Read the Curb Free with Cory Lee article “Four Wheelchair Friendly Things to Do in Muskegon MI“. Cory’s trip to Muskegon was included in his article “Five Most Wheelchair-Friendly Beaches in the U.S.” published by National Geographic!
Withdraw to a Walking Trail
With over 60 miles of natural and paved trails, you will find plenty of solitude and stunning views. The Hart-Montague Trail and Musketawa Trail offer 24 and 26 miles of paved pathways. Muskegon State Park offers 3 miles of beach and 12 miles of hiking trails. You can find a complete listing of our trails here.
Trail maps are also available for the following trails. Simply click on the name:
You can also read about “The Best And Most Beautiful Hikes In Muskegon” by clicking here!
Be a Safe and Happy Camper
The scenic campgrounds at Pioneer, Meinert, and Blue Lake Parks are tentatively scheduled to open Friday, May 15, 2020 at 8:00 a.m. The opening date is subject to change pending directives from the State of Michigan and Public Health Muskegon County. EDIT: With the Governor’s announcement of the Stay at Home Order extending through May 28; we are looking to determine what this means for camping restrictions and will have an update as soon as possible.
Campground reservations are available online only at muskegoncountyparks.org. in-person reservations and cash payments will not be accepted before May 15, 2020. Click here to view the Muskegon County Parks COVID-19 response and requirements.
For additional information go to muskegoncountyparks.org
Wander the Wastewater
An option that may not have occurred to many is a visit to Muskegon County Wastewater Management System! It is SO massive it has been viewed by orbiting NASA astronauts. The 11,000 acre plant offers recreational opportunities to the public including a Nature Trail and some of the best birding in Michigan!
While visiting and enjoying the trails is free, a visitor pass is required. Just click here to fill out your application. The external areas of the site are still accessible to visitors, but the Administration Building and all other Wastewater Buildings are currently closed. You may still apply for a pass online and it will be placed in the mailbox on the side of the building.
Share the Rainbow
If you are embarking on a neighborhood safe-social-distancing stroll with the little ones, have them hunt for Muskegon rainbows! The Rainbow is a symbol of hope and optimism and local businesses and residents are sharing their hope and optimism by creating and placing a rainbow in their front windows. This can also make for a fun, far from other people, scavenger hunt for the kids.
Share yours on social media with these hashtags:
During the month of April, follow the Every Woman’s Place Facebook Page to see hints on where “Survivor Rocks” have been placed throughout the community. If you find a rock, please take a picture to share on your social media channels and tag @EveryWomansPlace . and use the hashtag #ewpSAAM. Spreading words of empowerment and encouragement will uplift survivors, and our community as a whole, during this challenging time.

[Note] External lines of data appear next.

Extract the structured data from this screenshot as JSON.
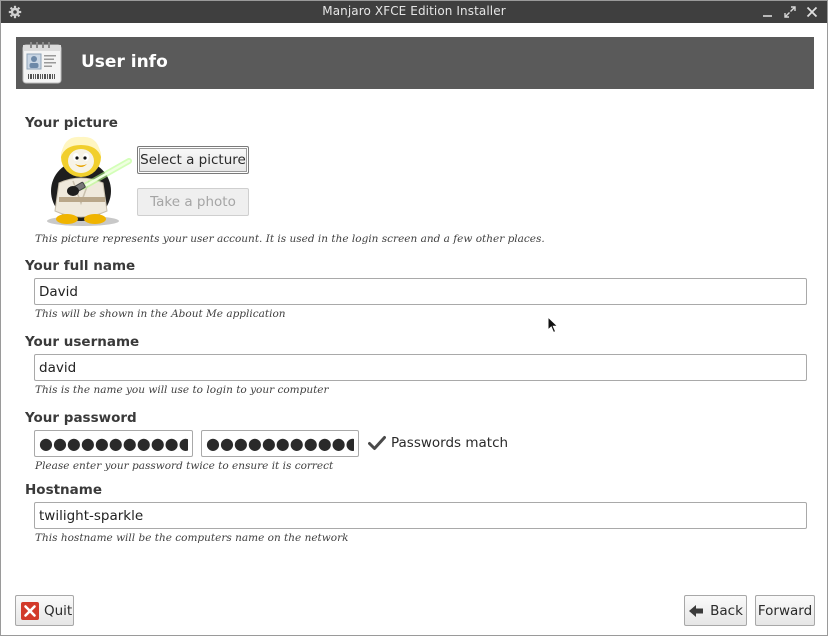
{
  "window": {
    "title": "Manjaro XFCE Edition Installer"
  },
  "header": {
    "title": "User info"
  },
  "picture": {
    "label": "Your picture",
    "select_button": "Select a picture",
    "photo_button": "Take a photo",
    "hint": "This picture represents your user account. It is used in the login screen and a few other places."
  },
  "fullname": {
    "label": "Your full name",
    "value": "David",
    "hint": "This will be shown in the About Me application"
  },
  "username": {
    "label": "Your username",
    "value": "david",
    "hint": "This is the name you will use to login to your computer"
  },
  "password": {
    "label": "Your password",
    "value1": "●●●●●●●●●●●",
    "value2": "●●●●●●●●●●●",
    "match_text": "Passwords match",
    "hint": "Please enter your password twice to ensure it is correct"
  },
  "hostname": {
    "label": "Hostname",
    "value": "twilight-sparkle",
    "hint": "This hostname will be the computers name on the network"
  },
  "footer": {
    "quit_label": "Quit",
    "back_label": "Back",
    "forward_label": "Forward"
  },
  "colors": {
    "titlebar": "#3f3f3f",
    "header": "#5a5a5a",
    "quit_icon": "#d23a2a"
  }
}
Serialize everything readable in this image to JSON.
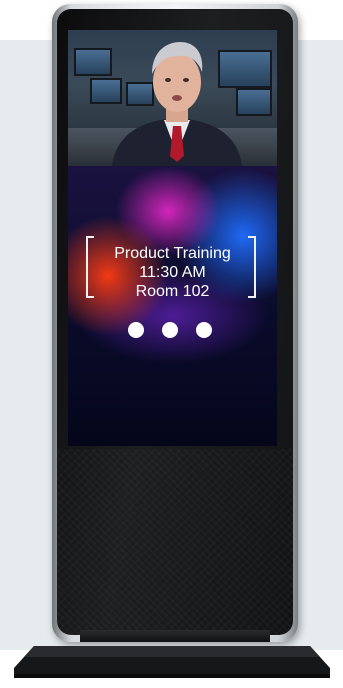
{
  "kiosk": {
    "video": {
      "icon": "news-presenter-video"
    },
    "promo": {
      "line1": "Product Training",
      "line2": "11:30 AM",
      "line3": "Room 102",
      "dots_icon": "three-dots-indicator",
      "bracket_color": "#f0f0f5"
    },
    "colors": {
      "frame": "#d9dcdf",
      "body": "#121314",
      "background_panel": "#e6ebee"
    }
  }
}
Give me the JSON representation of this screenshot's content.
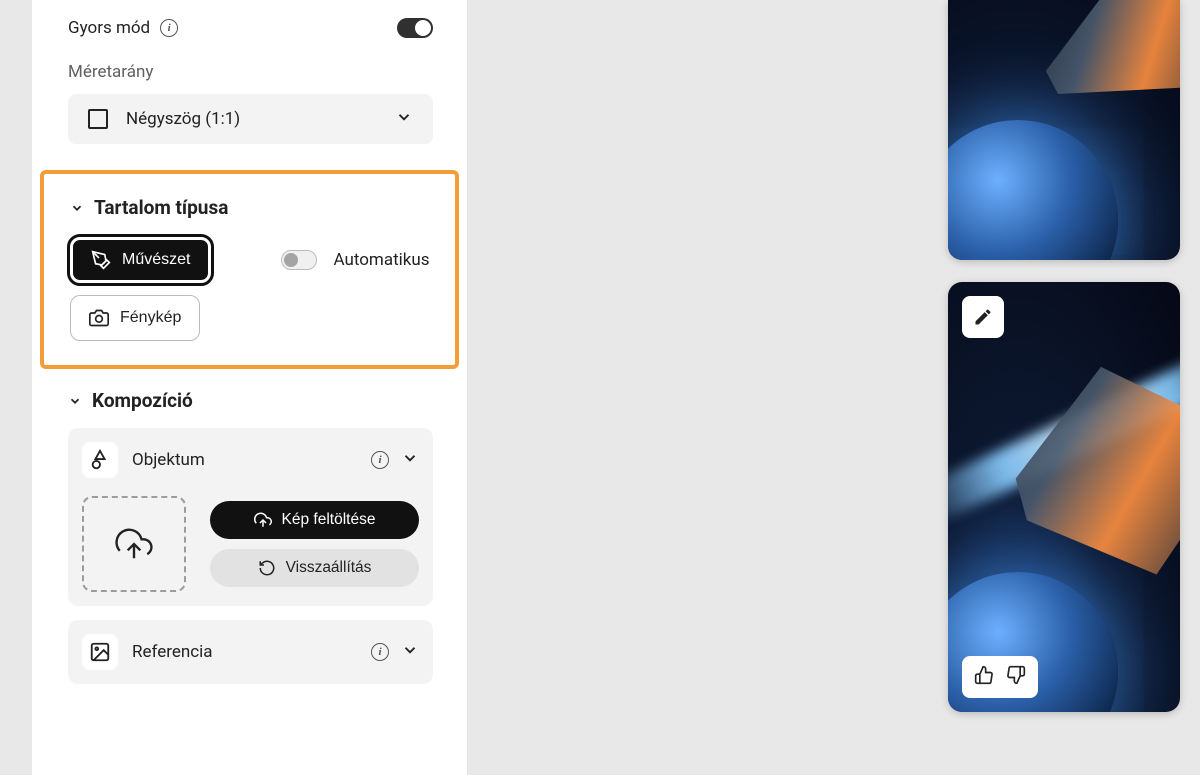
{
  "quick_mode": {
    "label": "Gyors mód",
    "on": true
  },
  "aspect": {
    "section_label": "Méretarány",
    "selected": "Négyszög (1:1)"
  },
  "content_type": {
    "title": "Tartalom típusa",
    "art_label": "Művészet",
    "photo_label": "Fénykép",
    "auto_label": "Automatikus",
    "auto_on": false
  },
  "composition": {
    "title": "Kompozíció",
    "object": {
      "title": "Objektum",
      "upload_label": "Kép feltöltése",
      "reset_label": "Visszaállítás"
    },
    "reference": {
      "title": "Referencia"
    }
  }
}
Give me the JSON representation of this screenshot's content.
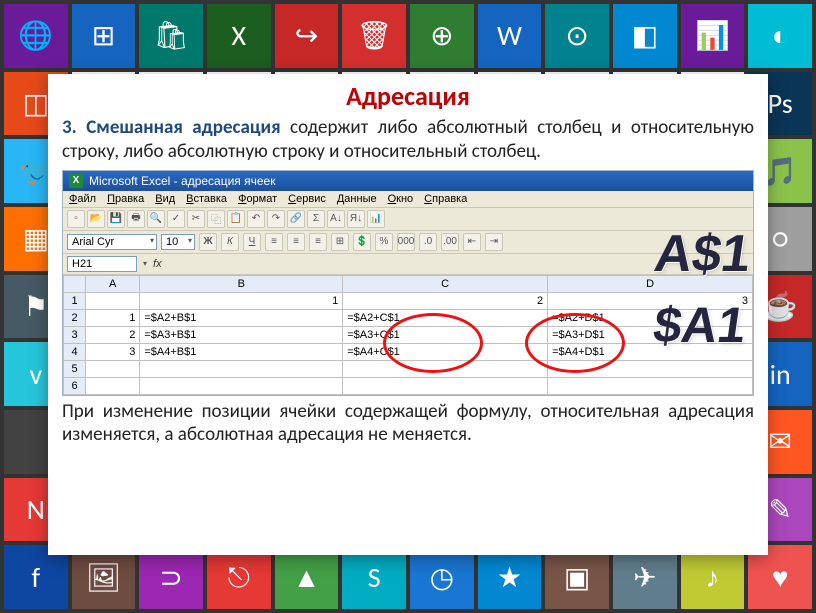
{
  "slide": {
    "title": "Адресация",
    "intro_num": "3.",
    "intro_bold": "Смешанная адресация",
    "intro_rest": " содержит либо абсолютный столбец и относительную строку, либо абсолютную строку и относительный столбец.",
    "outro": "При изменение позиции ячейки содержащей формулу, относительная адресация изменяется, а абсолютная адресация не меняется.",
    "ref1": "A$1",
    "ref2": "$A1"
  },
  "excel": {
    "title": "Microsoft Excel - адресация ячеек",
    "menu": [
      "Файл",
      "Правка",
      "Вид",
      "Вставка",
      "Формат",
      "Сервис",
      "Данные",
      "Окно",
      "Справка"
    ],
    "font": "Arial Cyr",
    "size": "10",
    "fmtbtns": [
      "Ж",
      "К",
      "Ч"
    ],
    "namebox": "H21",
    "fx": "fx",
    "cols": [
      "A",
      "B",
      "C",
      "D"
    ],
    "rows": [
      {
        "n": "1",
        "A": "",
        "B": "1",
        "C": "2",
        "D": "3"
      },
      {
        "n": "2",
        "A": "1",
        "B": "=$A2+B$1",
        "C": "=$A2+C$1",
        "D": "=$A2+D$1"
      },
      {
        "n": "3",
        "A": "2",
        "B": "=$A3+B$1",
        "C": "=$A3+C$1",
        "D": "=$A3+D$1"
      },
      {
        "n": "4",
        "A": "3",
        "B": "=$A4+B$1",
        "C": "=$A4+C$1",
        "D": "=$A4+D$1"
      },
      {
        "n": "5",
        "A": "",
        "B": "",
        "C": "",
        "D": ""
      },
      {
        "n": "6",
        "A": "",
        "B": "",
        "C": "",
        "D": ""
      }
    ]
  },
  "tiles": [
    {
      "c": "#6a1b9a",
      "g": "🌐"
    },
    {
      "c": "#1565c0",
      "g": "⊞"
    },
    {
      "c": "#00796b",
      "g": "🛍"
    },
    {
      "c": "#1b5e20",
      "g": "X"
    },
    {
      "c": "#c62828",
      "g": "↪"
    },
    {
      "c": "#d32f2f",
      "g": "🗑"
    },
    {
      "c": "#2e7d32",
      "g": "⊕"
    },
    {
      "c": "#1565c0",
      "g": "W"
    },
    {
      "c": "#00838f",
      "g": "⊙"
    },
    {
      "c": "#0288d1",
      "g": "◧"
    },
    {
      "c": "#6a1b9a",
      "g": "📊"
    },
    {
      "c": "#00bcd4",
      "g": "◐"
    },
    {
      "c": "#e64a19",
      "g": "◫"
    },
    {
      "c": "#fff",
      "g": ""
    },
    {
      "c": "#fff",
      "g": ""
    },
    {
      "c": "#fff",
      "g": ""
    },
    {
      "c": "#fff",
      "g": ""
    },
    {
      "c": "#fff",
      "g": ""
    },
    {
      "c": "#fff",
      "g": ""
    },
    {
      "c": "#fff",
      "g": ""
    },
    {
      "c": "#fff",
      "g": ""
    },
    {
      "c": "#fff",
      "g": ""
    },
    {
      "c": "#fff",
      "g": ""
    },
    {
      "c": "#0b3556",
      "g": "Ps"
    },
    {
      "c": "#29b6f6",
      "g": "🐦"
    },
    {
      "c": "#fff",
      "g": ""
    },
    {
      "c": "#fff",
      "g": ""
    },
    {
      "c": "#fff",
      "g": ""
    },
    {
      "c": "#fff",
      "g": ""
    },
    {
      "c": "#fff",
      "g": ""
    },
    {
      "c": "#fff",
      "g": ""
    },
    {
      "c": "#fff",
      "g": ""
    },
    {
      "c": "#fff",
      "g": ""
    },
    {
      "c": "#fff",
      "g": ""
    },
    {
      "c": "#fff",
      "g": ""
    },
    {
      "c": "#8bc34a",
      "g": "🎵"
    },
    {
      "c": "#ff6f00",
      "g": "▦"
    },
    {
      "c": "#fff",
      "g": ""
    },
    {
      "c": "#fff",
      "g": ""
    },
    {
      "c": "#fff",
      "g": ""
    },
    {
      "c": "#fff",
      "g": ""
    },
    {
      "c": "#fff",
      "g": ""
    },
    {
      "c": "#fff",
      "g": ""
    },
    {
      "c": "#fff",
      "g": ""
    },
    {
      "c": "#fff",
      "g": ""
    },
    {
      "c": "#fff",
      "g": ""
    },
    {
      "c": "#fff",
      "g": ""
    },
    {
      "c": "#9e9e9e",
      "g": "○"
    },
    {
      "c": "#455a64",
      "g": "⚑"
    },
    {
      "c": "#fff",
      "g": ""
    },
    {
      "c": "#fff",
      "g": ""
    },
    {
      "c": "#fff",
      "g": ""
    },
    {
      "c": "#fff",
      "g": ""
    },
    {
      "c": "#fff",
      "g": ""
    },
    {
      "c": "#fff",
      "g": ""
    },
    {
      "c": "#fff",
      "g": ""
    },
    {
      "c": "#fff",
      "g": ""
    },
    {
      "c": "#fff",
      "g": ""
    },
    {
      "c": "#fff",
      "g": ""
    },
    {
      "c": "#c62828",
      "g": "☕"
    },
    {
      "c": "#26c6da",
      "g": "v"
    },
    {
      "c": "#fff",
      "g": ""
    },
    {
      "c": "#fff",
      "g": ""
    },
    {
      "c": "#fff",
      "g": ""
    },
    {
      "c": "#fff",
      "g": ""
    },
    {
      "c": "#fff",
      "g": ""
    },
    {
      "c": "#fff",
      "g": ""
    },
    {
      "c": "#fff",
      "g": ""
    },
    {
      "c": "#fff",
      "g": ""
    },
    {
      "c": "#fff",
      "g": ""
    },
    {
      "c": "#fff",
      "g": ""
    },
    {
      "c": "#1565c0",
      "g": "in"
    },
    {
      "c": "#424242",
      "g": ""
    },
    {
      "c": "#fff",
      "g": ""
    },
    {
      "c": "#fff",
      "g": ""
    },
    {
      "c": "#fff",
      "g": ""
    },
    {
      "c": "#fff",
      "g": ""
    },
    {
      "c": "#fff",
      "g": ""
    },
    {
      "c": "#fff",
      "g": ""
    },
    {
      "c": "#fff",
      "g": ""
    },
    {
      "c": "#fff",
      "g": ""
    },
    {
      "c": "#fff",
      "g": ""
    },
    {
      "c": "#fff",
      "g": ""
    },
    {
      "c": "#ff5722",
      "g": "✉"
    },
    {
      "c": "#e53935",
      "g": "N"
    },
    {
      "c": "#fff",
      "g": ""
    },
    {
      "c": "#fff",
      "g": ""
    },
    {
      "c": "#fff",
      "g": ""
    },
    {
      "c": "#fff",
      "g": ""
    },
    {
      "c": "#fff",
      "g": ""
    },
    {
      "c": "#fff",
      "g": ""
    },
    {
      "c": "#fff",
      "g": ""
    },
    {
      "c": "#fff",
      "g": ""
    },
    {
      "c": "#fff",
      "g": ""
    },
    {
      "c": "#fff",
      "g": ""
    },
    {
      "c": "#ab47bc",
      "g": "✎"
    },
    {
      "c": "#0d47a1",
      "g": "f"
    },
    {
      "c": "#6d4c41",
      "g": "🖼"
    },
    {
      "c": "#9c27b0",
      "g": "⊃"
    },
    {
      "c": "#e53935",
      "g": "⎋"
    },
    {
      "c": "#43a047",
      "g": "▲"
    },
    {
      "c": "#00acc1",
      "g": "S"
    },
    {
      "c": "#1976d2",
      "g": "◷"
    },
    {
      "c": "#0288d1",
      "g": "★"
    },
    {
      "c": "#795548",
      "g": "▣"
    },
    {
      "c": "#607d8b",
      "g": "✈"
    },
    {
      "c": "#c0ca33",
      "g": "♪"
    },
    {
      "c": "#ef5350",
      "g": "♥"
    }
  ]
}
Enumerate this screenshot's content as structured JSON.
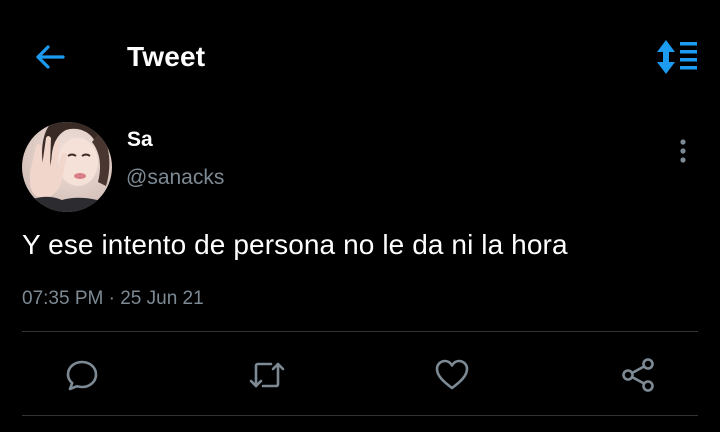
{
  "header": {
    "title": "Tweet",
    "back_icon": "arrow-left-icon",
    "sort_icon": "sort-list-icon",
    "accent_color": "#1d9bf0"
  },
  "tweet": {
    "author": {
      "name": "Sa",
      "handle": "@sanacks"
    },
    "text": "Y ese intento de persona no le da ni la hora",
    "time": "07:35 PM",
    "separator": "·",
    "date": "25 Jun 21"
  },
  "actions": [
    {
      "icon": "reply-icon"
    },
    {
      "icon": "retweet-icon"
    },
    {
      "icon": "like-icon"
    },
    {
      "icon": "share-icon"
    }
  ],
  "colors": {
    "background": "#000000",
    "text": "#ffffff",
    "secondary_text": "#7d8a94",
    "divider": "#2f3336"
  }
}
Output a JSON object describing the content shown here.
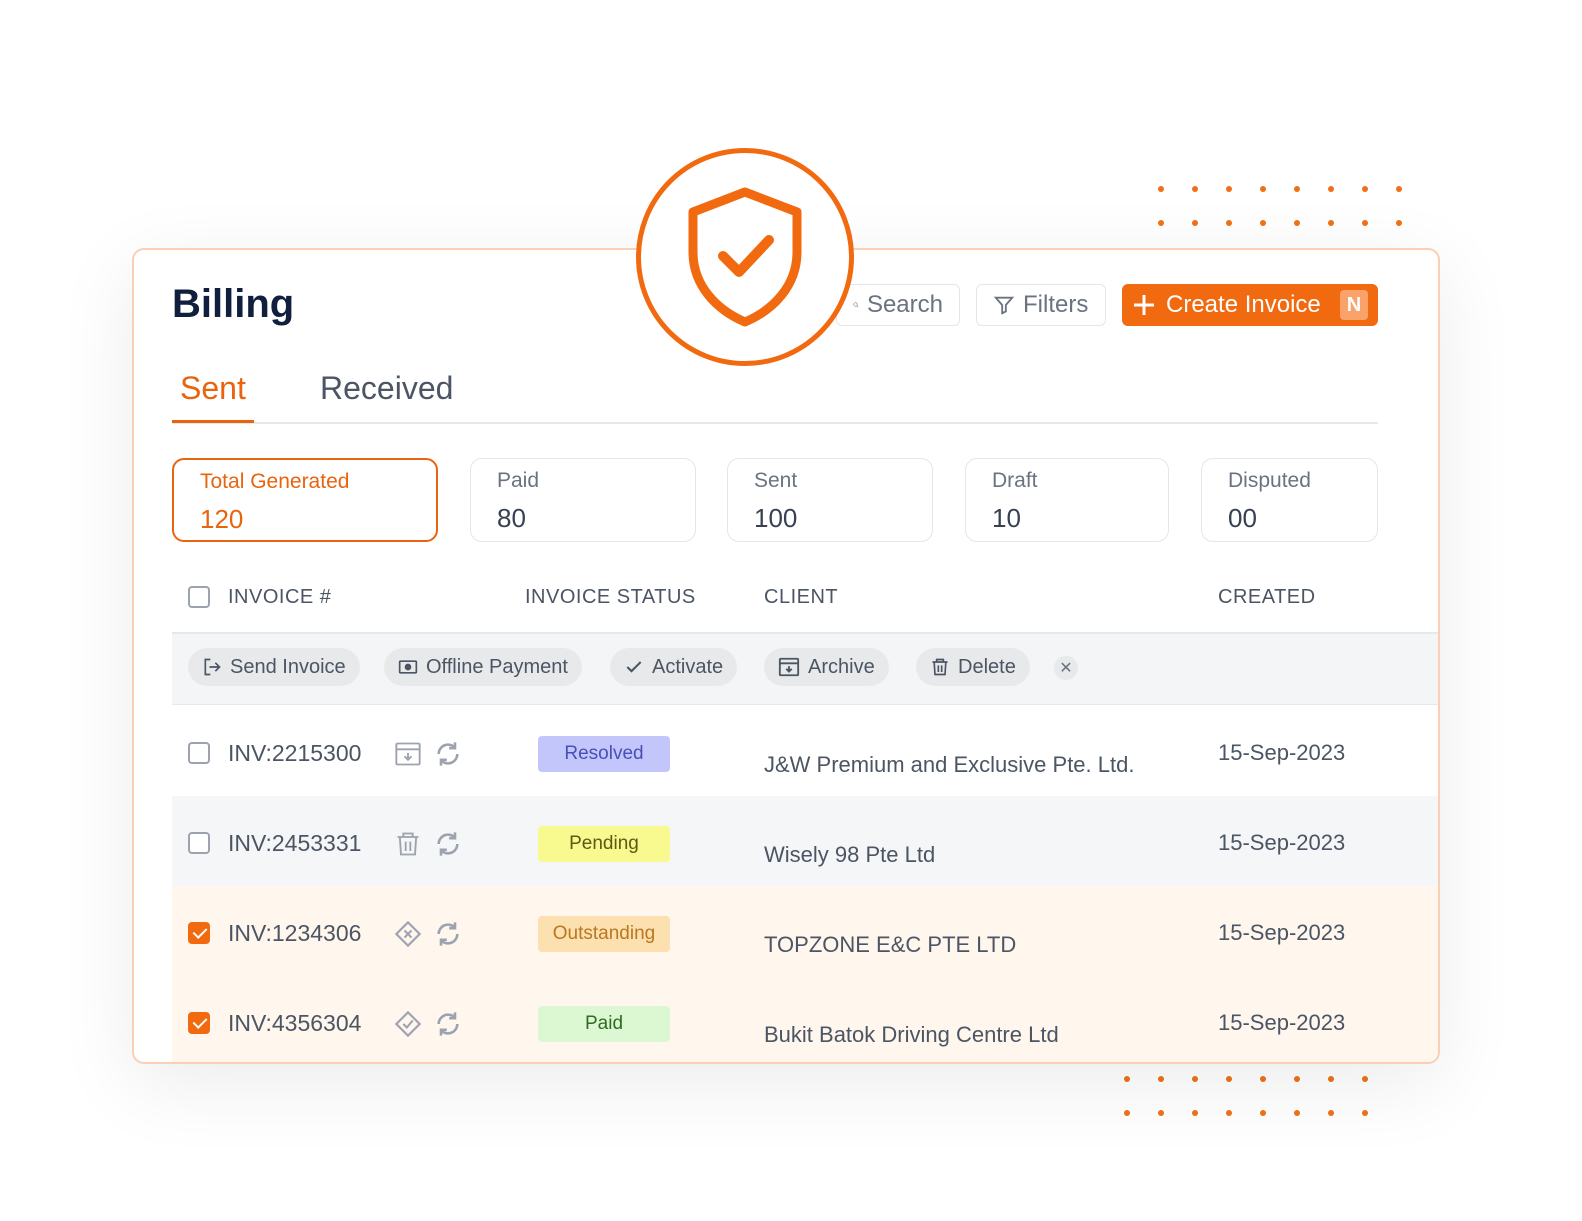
{
  "page": {
    "title": "Billing"
  },
  "toolbar": {
    "search_label": "Search",
    "filters_label": "Filters",
    "create_label": "Create Invoice",
    "create_shortcut": "N",
    "accent_color": "#f26a10"
  },
  "tabs": [
    {
      "label": "Sent",
      "active": true
    },
    {
      "label": "Received",
      "active": false
    }
  ],
  "stats": [
    {
      "label": "Total Generated",
      "value": "120",
      "active": true
    },
    {
      "label": "Paid",
      "value": "80"
    },
    {
      "label": "Sent",
      "value": "100"
    },
    {
      "label": "Draft",
      "value": "10"
    },
    {
      "label": "Disputed",
      "value": "00"
    }
  ],
  "table": {
    "columns": [
      "INVOICE #",
      "INVOICE STATUS",
      "CLIENT",
      "CREATED"
    ],
    "bulk_actions": [
      {
        "label": "Send Invoice",
        "icon": "send-icon"
      },
      {
        "label": "Offline Payment",
        "icon": "cash-icon"
      },
      {
        "label": "Activate",
        "icon": "check-icon"
      },
      {
        "label": "Archive",
        "icon": "archive-icon"
      },
      {
        "label": "Delete",
        "icon": "trash-icon"
      }
    ],
    "rows": [
      {
        "invoice": "INV:2215300",
        "status": "Resolved",
        "client": "J&W Premium and Exclusive Pte. Ltd.",
        "created": "15-Sep-2023",
        "checked": false,
        "icon": "archive-icon"
      },
      {
        "invoice": "INV:2453331",
        "status": "Pending",
        "client": "Wisely 98 Pte Ltd",
        "created": "15-Sep-2023",
        "checked": false,
        "icon": "trash-icon"
      },
      {
        "invoice": "INV:1234306",
        "status": "Outstanding",
        "client": "TOPZONE E&C PTE LTD",
        "created": "15-Sep-2023",
        "checked": true,
        "icon": "close-diamond-icon"
      },
      {
        "invoice": "INV:4356304",
        "status": "Paid",
        "client": "Bukit Batok Driving Centre Ltd",
        "created": "15-Sep-2023",
        "checked": true,
        "icon": "check-diamond-icon"
      }
    ],
    "status_colors": {
      "Resolved": {
        "bg": "#c2c6fb",
        "fg": "#4a4fb8"
      },
      "Pending": {
        "bg": "#f8f98e",
        "fg": "#5e5a14"
      },
      "Outstanding": {
        "bg": "#fde0b0",
        "fg": "#b8781e"
      },
      "Paid": {
        "bg": "#dcf8d2",
        "fg": "#2f6b22"
      }
    }
  }
}
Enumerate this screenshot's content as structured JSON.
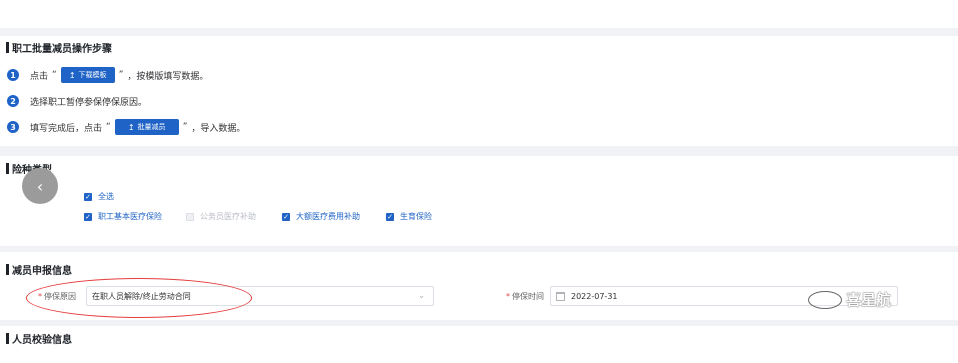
{
  "steps_section": {
    "title": "职工批量减员操作步骤",
    "steps": [
      {
        "num": "1",
        "before": "点击",
        "quote_open": "“",
        "button": "下载模板",
        "quote_close": "”",
        "after": "，按模版填写数据。"
      },
      {
        "num": "2",
        "text": "选择职工暂停参保停保原因。"
      },
      {
        "num": "3",
        "before": "填写完成后，点击",
        "quote_open": "“",
        "button": "批量减员",
        "quote_close": "”",
        "after": "，导入数据。"
      }
    ]
  },
  "insurance_section": {
    "title": "险种类型",
    "select_all": "全选",
    "options": [
      {
        "label": "职工基本医疗保险",
        "checked": true
      },
      {
        "label": "公务员医疗补助",
        "checked": false
      },
      {
        "label": "大额医疗费用补助",
        "checked": true
      },
      {
        "label": "生育保险",
        "checked": true
      }
    ]
  },
  "declaration_section": {
    "title": "减员申报信息",
    "reason_label": "停保原因",
    "reason_value": "在职人员解除/终止劳动合同",
    "time_label": "停保时间",
    "time_value": "2022-07-31"
  },
  "check_section": {
    "title": "人员校验信息"
  },
  "watermark": "喜星航",
  "icons": {
    "upload": "↥",
    "back": "‹",
    "check": "✓",
    "dropdown": "⌄"
  },
  "colors": {
    "primary": "#1f63c6",
    "annotation": "#e63c3c"
  }
}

Whenever leaving your household during this state of emergency, please stay safe and practice #safesocialdistancing ⬅️ 6 feet ➡️
#StaySafe #StayHome #StayPositive